Bowlus and Vijay Khatri, professor of surgery and specialist in surgical oncology, set the wheels in motion for Calles’ treatment.
Less than one month later, Calles underwent surgery to remove part of his colon. In addition, a biopsy was performed on a couple of spots on his liver, which were confirmed as malignant. This, along with affected lymph nodes, lead to a diagnosis of stage IV liver cancer.
After his colon surgery, Calles began two months of chemotherapy to stop the spread of the liver cancer. After a brief recovery period, a second round of chemotherapy began, this time in conjunction with radiation treatment. The second round, isolated to his pelvic region as a "clean up" procedure for the colon surgery, successfully reduced the size of the cancerous liver spots.
Prior to the liver surgery, Calles also underwent a procedure to block off the blood supply to the affected part of the liver. The procedure caused the diseased portion of the liver to shrink, and allowed the healthier part to grow enough to sustain functionality.
Calles then underwent a partial hepatectomy, and had approximately 40 percent of his liver removed. After another recovery period, he underwent one final, four-month round of chemotherapy.
The multi-step treatment process was arduous, but Calles remained optimistic. “Every blood test, scan – PET, ultrasound, x-ray – and procedure was comprehensively explained to me, and my concerns were met with speed and consideration,” he says. “My doctors - Dr. Khatri and Dr. Michael Tanaka in hematology/oncology – advised me to take this treatment one step at a time, to not be overly concerned about possible future complications, and to not get caught up in the often-depressing statistical percentages. They assured me that each case is unique and that I was receiving the most current up-to-date treatments. By keeping my stress levels down, this led me to believe that I was only going to improve my survival percentages!
“I truly believe that the quality of professionals, the most up-to-date treatment and overall compassion and care I received at UC Davis has certainly lead to my positive outcome,” he says.
At Calles’ most recent follow-up appointment, Khatri stated that he had almost “hit a home run!”
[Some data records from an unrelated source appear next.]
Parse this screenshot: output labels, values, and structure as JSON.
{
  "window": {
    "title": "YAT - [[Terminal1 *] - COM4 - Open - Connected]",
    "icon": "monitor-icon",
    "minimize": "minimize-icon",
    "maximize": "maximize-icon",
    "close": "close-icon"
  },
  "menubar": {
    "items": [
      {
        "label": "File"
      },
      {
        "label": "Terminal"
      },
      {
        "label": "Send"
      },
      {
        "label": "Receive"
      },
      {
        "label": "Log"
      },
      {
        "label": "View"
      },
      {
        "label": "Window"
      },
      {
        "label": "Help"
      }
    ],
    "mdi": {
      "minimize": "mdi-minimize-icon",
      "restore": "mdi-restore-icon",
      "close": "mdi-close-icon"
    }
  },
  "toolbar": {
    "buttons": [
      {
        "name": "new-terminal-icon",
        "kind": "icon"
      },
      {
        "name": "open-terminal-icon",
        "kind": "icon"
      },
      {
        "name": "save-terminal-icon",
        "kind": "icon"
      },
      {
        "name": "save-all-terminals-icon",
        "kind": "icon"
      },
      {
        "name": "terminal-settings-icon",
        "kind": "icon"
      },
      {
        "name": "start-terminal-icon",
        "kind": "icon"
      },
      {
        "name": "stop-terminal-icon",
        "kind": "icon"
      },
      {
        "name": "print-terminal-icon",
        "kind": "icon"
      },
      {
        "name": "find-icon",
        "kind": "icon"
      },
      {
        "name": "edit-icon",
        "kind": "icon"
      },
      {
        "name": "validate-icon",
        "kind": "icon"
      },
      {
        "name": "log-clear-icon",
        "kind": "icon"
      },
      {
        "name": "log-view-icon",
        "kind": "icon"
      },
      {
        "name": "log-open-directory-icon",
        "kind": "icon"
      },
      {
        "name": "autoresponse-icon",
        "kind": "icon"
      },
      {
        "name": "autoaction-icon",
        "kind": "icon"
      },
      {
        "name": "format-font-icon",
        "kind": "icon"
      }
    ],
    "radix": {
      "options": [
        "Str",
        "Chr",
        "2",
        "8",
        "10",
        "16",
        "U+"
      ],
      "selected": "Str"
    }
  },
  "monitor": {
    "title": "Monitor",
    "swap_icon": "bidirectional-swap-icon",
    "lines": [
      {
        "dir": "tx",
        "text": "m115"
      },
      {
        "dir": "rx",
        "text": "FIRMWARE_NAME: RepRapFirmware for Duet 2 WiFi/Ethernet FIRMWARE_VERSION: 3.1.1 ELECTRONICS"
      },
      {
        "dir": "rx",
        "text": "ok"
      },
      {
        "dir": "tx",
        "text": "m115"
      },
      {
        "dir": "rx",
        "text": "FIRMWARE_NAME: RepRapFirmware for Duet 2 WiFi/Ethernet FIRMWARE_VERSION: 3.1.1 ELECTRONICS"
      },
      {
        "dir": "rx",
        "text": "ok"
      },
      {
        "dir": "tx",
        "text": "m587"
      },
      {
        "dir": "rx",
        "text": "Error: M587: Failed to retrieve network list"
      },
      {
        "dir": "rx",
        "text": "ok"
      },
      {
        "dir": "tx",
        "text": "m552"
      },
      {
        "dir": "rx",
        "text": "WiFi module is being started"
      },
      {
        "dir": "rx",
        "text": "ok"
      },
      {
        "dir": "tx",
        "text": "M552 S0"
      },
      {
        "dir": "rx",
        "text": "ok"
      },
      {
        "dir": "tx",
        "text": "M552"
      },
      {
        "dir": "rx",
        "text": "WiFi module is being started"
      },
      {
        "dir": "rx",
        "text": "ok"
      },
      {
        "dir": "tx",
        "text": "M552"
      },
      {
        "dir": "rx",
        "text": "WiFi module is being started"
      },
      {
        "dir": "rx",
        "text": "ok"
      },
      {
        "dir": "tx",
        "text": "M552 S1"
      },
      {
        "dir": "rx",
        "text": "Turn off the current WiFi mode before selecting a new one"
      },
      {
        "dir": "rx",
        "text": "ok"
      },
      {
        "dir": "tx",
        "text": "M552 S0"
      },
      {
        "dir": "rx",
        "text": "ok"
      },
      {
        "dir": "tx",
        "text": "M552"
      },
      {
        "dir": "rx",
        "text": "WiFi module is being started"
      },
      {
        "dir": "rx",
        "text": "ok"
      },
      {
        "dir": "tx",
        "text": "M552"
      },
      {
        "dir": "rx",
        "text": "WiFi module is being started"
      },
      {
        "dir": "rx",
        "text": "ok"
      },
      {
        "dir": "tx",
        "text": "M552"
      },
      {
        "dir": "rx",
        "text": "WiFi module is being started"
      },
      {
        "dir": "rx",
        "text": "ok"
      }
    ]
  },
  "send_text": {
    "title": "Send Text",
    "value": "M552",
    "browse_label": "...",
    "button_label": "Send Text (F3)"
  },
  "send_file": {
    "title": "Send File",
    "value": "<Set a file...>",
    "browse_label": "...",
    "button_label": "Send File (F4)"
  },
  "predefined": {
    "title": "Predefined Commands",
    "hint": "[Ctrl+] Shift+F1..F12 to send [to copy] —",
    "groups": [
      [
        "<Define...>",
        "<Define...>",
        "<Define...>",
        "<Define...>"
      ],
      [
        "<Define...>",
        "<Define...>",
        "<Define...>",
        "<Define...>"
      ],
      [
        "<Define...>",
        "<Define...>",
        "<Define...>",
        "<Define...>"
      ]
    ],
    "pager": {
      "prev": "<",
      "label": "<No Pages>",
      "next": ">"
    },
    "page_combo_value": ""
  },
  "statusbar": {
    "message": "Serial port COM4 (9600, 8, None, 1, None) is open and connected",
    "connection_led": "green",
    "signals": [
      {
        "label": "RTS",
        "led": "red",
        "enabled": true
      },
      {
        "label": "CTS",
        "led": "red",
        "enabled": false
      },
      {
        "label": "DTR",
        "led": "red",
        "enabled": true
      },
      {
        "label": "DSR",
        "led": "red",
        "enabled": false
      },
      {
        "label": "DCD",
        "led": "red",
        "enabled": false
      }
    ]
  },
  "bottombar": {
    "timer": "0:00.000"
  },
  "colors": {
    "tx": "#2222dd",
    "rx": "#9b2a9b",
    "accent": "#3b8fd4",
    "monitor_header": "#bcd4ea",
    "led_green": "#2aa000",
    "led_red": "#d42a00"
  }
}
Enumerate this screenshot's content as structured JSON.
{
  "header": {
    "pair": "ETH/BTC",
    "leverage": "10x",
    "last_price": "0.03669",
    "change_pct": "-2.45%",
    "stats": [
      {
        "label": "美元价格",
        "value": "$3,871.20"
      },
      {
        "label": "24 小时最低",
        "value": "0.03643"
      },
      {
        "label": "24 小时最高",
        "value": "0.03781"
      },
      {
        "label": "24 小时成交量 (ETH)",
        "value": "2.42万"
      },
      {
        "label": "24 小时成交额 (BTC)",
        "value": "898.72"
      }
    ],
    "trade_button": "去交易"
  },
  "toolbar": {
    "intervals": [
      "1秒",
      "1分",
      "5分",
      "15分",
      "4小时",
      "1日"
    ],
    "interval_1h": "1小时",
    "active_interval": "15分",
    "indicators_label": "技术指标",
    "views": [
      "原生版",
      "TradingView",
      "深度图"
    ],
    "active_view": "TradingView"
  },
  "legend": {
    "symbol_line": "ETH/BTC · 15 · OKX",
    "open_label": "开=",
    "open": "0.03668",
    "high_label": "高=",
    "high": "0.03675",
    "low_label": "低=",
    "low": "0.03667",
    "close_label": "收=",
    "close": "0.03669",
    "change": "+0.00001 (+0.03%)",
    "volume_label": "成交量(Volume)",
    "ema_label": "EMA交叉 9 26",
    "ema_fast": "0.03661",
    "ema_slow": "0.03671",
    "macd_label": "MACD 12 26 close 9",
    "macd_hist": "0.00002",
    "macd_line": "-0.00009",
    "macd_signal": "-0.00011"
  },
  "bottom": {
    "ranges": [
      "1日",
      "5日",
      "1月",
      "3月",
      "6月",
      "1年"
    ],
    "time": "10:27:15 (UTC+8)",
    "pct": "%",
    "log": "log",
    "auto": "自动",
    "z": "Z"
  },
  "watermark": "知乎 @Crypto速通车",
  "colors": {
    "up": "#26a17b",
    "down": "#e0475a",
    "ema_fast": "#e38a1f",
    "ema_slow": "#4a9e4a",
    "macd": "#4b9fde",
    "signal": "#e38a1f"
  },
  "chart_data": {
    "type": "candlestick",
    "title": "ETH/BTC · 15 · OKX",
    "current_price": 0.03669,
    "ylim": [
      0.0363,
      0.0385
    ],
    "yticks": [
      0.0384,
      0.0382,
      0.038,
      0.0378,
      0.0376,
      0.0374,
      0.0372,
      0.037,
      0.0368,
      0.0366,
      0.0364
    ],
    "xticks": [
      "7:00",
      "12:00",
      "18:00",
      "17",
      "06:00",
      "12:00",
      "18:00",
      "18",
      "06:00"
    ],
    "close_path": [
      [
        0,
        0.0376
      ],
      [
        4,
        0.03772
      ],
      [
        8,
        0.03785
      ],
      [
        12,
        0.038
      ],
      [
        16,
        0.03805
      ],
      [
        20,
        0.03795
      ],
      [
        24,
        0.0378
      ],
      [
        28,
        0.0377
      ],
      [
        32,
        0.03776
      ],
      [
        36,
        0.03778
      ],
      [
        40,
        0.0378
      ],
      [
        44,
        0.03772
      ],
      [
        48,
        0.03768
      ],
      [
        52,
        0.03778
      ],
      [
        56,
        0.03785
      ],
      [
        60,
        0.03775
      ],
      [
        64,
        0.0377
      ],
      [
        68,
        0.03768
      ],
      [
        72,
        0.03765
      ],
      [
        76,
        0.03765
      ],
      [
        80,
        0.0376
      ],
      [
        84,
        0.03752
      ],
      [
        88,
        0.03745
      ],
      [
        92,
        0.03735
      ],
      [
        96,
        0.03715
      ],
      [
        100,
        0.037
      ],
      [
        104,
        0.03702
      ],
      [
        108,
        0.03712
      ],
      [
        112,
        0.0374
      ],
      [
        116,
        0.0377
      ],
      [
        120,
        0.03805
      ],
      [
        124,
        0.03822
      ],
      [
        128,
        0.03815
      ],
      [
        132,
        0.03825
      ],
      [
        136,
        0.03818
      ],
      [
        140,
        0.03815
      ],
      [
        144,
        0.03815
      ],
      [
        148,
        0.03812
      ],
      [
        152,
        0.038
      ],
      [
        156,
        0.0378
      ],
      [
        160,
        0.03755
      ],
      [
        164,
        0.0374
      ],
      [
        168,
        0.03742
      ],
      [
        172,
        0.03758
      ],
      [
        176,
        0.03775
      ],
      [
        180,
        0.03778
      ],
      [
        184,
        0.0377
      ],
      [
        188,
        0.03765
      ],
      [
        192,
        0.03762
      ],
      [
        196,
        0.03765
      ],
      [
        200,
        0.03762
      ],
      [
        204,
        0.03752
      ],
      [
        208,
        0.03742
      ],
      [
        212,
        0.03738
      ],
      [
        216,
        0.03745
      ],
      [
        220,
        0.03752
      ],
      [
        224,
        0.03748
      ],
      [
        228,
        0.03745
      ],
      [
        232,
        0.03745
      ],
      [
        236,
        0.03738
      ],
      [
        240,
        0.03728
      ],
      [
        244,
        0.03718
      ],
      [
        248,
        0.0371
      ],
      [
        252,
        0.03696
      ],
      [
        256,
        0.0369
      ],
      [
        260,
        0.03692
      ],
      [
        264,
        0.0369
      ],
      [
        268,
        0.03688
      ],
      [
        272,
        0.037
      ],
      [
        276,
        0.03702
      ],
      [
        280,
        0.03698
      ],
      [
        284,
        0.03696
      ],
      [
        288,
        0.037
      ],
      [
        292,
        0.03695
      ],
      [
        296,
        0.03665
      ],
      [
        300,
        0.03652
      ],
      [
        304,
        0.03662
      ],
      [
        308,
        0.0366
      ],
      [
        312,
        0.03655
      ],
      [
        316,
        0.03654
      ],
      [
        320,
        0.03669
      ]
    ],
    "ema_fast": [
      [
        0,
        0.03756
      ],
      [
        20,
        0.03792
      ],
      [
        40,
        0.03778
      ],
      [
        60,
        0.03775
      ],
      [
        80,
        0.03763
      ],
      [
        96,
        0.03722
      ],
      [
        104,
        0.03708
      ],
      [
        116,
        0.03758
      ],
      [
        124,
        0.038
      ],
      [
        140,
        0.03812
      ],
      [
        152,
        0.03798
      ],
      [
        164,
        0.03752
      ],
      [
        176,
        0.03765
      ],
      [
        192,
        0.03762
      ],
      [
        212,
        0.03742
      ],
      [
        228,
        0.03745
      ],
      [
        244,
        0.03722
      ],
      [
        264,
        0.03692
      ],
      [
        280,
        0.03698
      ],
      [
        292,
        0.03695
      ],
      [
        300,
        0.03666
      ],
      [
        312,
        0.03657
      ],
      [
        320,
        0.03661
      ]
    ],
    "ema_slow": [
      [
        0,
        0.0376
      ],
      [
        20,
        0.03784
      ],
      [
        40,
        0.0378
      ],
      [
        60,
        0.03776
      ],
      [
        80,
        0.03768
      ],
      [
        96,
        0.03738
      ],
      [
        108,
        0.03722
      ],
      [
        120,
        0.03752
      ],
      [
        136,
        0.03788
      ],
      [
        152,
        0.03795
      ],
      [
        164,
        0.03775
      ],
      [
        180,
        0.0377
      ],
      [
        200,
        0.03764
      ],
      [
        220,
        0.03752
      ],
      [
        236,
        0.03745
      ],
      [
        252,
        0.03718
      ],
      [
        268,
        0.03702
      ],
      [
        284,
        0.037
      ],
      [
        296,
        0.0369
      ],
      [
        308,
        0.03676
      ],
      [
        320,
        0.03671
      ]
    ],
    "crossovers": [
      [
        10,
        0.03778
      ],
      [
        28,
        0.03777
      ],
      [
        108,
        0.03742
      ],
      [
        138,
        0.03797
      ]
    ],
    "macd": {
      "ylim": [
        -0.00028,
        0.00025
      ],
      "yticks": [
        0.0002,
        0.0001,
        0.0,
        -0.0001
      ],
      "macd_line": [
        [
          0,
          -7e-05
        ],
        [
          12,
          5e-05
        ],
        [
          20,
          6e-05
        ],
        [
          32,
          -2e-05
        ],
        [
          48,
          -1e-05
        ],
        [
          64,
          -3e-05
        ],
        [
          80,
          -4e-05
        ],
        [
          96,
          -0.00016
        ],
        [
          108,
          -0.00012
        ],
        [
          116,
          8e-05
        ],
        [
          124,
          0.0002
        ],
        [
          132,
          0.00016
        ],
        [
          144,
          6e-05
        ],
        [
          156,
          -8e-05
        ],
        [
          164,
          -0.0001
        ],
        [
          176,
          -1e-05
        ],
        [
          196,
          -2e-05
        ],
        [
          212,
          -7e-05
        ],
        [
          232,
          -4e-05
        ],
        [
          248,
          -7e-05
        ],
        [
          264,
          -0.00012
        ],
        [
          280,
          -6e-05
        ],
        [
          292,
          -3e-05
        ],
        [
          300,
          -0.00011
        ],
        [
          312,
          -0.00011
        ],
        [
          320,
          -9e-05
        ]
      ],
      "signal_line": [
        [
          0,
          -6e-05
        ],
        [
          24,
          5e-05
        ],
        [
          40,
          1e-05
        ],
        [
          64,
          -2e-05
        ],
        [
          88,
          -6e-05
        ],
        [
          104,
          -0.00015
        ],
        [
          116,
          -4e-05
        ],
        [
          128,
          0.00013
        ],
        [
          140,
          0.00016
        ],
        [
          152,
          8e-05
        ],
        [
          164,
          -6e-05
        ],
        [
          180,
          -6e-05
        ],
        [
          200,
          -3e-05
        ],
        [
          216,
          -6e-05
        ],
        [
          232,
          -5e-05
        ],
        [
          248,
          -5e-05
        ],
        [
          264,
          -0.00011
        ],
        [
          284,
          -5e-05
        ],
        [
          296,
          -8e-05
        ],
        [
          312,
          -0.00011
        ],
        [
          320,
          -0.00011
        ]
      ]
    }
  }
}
Today, there are no signs of the cancer returning, which in turn reduces the chances that it will ever return. “My monitoring will, of course, continue,” Calles says, “but I am more self-confident of a cancer-free life with each passing day.”
Learn more. . .
- Read more survivor stories.